Data records for software interfaces
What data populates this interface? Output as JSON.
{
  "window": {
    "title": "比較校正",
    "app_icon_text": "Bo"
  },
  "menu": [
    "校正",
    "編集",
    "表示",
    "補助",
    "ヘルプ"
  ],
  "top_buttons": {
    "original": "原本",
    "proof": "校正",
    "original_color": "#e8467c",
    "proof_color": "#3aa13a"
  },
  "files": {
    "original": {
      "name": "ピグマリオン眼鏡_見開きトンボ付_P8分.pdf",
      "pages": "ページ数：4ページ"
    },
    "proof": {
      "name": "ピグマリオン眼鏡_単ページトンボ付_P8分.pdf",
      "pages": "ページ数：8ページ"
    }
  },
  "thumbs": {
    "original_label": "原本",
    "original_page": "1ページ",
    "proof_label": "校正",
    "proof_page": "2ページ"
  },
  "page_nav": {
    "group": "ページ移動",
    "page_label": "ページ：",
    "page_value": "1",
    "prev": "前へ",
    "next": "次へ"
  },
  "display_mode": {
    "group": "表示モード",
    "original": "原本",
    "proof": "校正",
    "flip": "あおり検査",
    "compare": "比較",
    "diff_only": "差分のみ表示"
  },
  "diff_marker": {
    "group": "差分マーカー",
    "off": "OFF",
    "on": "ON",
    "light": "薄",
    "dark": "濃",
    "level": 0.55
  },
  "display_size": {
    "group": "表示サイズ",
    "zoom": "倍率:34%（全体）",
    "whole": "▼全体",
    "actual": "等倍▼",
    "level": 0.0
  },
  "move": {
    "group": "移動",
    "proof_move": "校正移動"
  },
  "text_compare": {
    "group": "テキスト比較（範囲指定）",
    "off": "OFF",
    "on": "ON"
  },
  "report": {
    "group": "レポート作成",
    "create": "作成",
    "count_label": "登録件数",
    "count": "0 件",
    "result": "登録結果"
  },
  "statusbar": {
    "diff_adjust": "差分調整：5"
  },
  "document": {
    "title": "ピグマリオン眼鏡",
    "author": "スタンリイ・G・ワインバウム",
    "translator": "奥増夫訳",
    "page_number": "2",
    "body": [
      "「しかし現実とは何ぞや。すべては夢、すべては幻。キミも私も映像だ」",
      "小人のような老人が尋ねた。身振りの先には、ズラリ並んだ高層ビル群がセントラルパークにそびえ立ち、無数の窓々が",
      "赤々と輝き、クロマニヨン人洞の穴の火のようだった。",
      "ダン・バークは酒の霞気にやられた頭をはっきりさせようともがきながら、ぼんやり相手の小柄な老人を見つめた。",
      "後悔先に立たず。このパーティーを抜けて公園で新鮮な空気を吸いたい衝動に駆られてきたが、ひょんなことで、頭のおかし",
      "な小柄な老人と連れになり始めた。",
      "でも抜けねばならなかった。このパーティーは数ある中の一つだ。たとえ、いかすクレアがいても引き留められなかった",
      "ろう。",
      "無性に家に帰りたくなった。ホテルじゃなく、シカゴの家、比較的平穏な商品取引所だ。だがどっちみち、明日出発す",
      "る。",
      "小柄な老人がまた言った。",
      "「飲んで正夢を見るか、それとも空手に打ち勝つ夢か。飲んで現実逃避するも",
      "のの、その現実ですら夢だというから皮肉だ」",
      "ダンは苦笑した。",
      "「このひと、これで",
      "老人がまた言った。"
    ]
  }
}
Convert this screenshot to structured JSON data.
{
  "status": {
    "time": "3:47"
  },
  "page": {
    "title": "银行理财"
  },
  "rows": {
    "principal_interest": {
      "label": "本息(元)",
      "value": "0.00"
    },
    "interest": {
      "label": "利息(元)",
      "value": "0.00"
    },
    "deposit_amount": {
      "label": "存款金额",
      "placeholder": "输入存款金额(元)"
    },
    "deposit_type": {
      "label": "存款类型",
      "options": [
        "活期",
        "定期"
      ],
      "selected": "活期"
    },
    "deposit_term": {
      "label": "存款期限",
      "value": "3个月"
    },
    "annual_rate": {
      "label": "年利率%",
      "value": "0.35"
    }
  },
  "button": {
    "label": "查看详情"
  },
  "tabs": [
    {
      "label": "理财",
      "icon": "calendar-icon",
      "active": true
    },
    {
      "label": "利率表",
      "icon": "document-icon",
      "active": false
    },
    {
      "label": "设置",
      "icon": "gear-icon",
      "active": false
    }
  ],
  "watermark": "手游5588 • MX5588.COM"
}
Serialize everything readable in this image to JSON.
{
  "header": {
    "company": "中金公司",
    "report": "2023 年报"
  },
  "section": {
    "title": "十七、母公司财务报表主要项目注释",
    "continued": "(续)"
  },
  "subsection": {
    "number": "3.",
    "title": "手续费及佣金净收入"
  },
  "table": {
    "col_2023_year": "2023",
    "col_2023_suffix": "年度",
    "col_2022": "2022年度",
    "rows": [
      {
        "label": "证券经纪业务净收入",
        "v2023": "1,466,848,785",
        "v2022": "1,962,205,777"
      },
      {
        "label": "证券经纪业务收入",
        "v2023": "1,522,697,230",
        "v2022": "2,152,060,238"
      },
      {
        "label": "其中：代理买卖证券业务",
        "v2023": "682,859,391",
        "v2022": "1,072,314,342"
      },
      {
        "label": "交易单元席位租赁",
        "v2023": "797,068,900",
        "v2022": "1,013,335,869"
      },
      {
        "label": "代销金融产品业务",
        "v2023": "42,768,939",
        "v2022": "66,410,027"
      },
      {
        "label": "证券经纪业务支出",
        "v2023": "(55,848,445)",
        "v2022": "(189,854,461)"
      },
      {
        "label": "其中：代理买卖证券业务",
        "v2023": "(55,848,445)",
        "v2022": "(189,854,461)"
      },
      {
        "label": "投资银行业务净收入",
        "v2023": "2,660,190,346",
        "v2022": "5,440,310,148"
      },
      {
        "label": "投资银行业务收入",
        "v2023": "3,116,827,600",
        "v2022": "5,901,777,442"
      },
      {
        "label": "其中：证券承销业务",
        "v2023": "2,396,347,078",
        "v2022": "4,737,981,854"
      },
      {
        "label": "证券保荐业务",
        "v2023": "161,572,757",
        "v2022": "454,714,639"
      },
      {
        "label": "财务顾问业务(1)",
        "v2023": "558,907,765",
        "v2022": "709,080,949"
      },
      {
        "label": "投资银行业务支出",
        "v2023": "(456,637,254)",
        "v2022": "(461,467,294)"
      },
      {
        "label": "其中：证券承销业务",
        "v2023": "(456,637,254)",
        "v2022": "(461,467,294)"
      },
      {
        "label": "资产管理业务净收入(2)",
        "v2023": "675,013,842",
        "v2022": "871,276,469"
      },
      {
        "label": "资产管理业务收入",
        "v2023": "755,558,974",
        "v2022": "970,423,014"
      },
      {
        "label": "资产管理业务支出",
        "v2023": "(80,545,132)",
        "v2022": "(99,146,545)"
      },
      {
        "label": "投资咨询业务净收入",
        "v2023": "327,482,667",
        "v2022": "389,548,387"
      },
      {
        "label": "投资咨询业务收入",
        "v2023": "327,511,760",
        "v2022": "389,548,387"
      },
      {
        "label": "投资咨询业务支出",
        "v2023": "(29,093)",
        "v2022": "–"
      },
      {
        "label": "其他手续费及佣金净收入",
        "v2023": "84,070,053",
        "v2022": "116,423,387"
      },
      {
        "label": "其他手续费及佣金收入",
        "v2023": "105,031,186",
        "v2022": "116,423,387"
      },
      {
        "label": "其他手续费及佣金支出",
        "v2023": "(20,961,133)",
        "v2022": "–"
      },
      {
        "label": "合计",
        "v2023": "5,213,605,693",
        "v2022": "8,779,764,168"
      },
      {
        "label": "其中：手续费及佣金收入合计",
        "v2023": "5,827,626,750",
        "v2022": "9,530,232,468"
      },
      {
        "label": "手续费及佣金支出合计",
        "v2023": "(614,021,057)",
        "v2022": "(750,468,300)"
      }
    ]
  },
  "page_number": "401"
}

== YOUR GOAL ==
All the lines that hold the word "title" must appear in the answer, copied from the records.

== OUTPUT OF THE EXERCISE ==
    "title": "比較校正",
    "title": "ピグマリオン眼鏡",
    "title": "银行理财"
    "title": "十七、母公司财务报表主要项目注释",
    "title": "手续费及佣金净收入"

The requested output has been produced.